The idea of working in fashion is more often than not simplified to sartorial creations. While the artistic designs are an essential part of this business, it is but one piece to a very complicated puzzle. Jason Mok, a 2018 B.F.A. Fashion Marketing graduate from the Academy of Art University, can attest that fashion is a universal commodity that requires a plethora of mindsets, values, and visions.
Upon arriving at the Academy, Mok started out as a styling major but quickly realized that his passions were pulling him to the corporate side of the industry. Of his experience at the School of Fashion, he said, “Once I learned more about the business operations, especially in retail, rather than the aesthetic side of fashion, the more I was drawn into marketing.”
His undergraduate studies propelled him to dive further into cultivating his skills of optimization by embracing the teaching styles and coursework provided to him. Mok explained how most programs have an “old school, institutional way” of teaching students that rely heavily and solely on theory; whereas, at the Academy, he was able to convert that theory into hands-on learning.
Ricardo Sison, one of Mok’s instructors, granted a high level of freedom and encouraged exploration among assignments. In Mok’s most proud work, Sison tasked the class to research and bring forth recommendations on whether Abercrombie & Fitch would benefit holistically by tapping into the Indian market. The collaboration that ensued among classmates in conjunction with the interpretative freedom of the assignment provided a real-world assignment that showcased what was truly feasible.

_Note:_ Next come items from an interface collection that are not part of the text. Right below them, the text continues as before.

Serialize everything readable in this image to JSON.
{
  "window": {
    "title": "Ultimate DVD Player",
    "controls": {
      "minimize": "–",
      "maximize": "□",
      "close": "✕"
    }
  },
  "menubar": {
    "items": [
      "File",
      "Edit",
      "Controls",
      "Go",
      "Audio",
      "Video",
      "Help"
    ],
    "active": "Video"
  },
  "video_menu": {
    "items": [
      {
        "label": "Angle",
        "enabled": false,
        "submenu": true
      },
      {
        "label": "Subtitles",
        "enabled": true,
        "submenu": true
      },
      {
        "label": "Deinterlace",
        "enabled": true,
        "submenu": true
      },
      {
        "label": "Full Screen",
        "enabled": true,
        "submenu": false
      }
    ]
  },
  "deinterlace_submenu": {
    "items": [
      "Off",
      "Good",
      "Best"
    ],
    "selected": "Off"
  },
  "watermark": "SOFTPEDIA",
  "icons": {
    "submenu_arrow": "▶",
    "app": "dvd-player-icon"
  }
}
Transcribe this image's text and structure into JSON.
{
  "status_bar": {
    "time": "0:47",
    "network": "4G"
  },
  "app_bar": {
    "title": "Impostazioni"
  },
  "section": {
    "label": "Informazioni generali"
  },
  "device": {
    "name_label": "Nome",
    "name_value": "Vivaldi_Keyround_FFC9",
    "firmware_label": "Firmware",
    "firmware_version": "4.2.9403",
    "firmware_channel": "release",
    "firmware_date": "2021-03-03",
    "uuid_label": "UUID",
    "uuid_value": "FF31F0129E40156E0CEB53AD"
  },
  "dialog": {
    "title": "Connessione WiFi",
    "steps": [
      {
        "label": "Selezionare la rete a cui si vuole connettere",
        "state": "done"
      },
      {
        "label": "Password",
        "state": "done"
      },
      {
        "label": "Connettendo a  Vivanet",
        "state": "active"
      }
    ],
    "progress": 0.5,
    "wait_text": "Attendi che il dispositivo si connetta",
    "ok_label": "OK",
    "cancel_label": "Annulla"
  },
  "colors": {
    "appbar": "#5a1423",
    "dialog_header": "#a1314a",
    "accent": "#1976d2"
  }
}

While he admits that the graphic-making components of his marketing courses were challenging, it pushed him to collaborate among other departments. It was in these junctures that he understood “there is a lot of cross-learning that occurs” within the fashion marketing department.
Now working as a social media manager at a consulting firm in the Bay Area, Mok acknowledged that through the program, the culture of San Francisco, and a bit of self-teaching have allowed him to stand out against his workforce competition.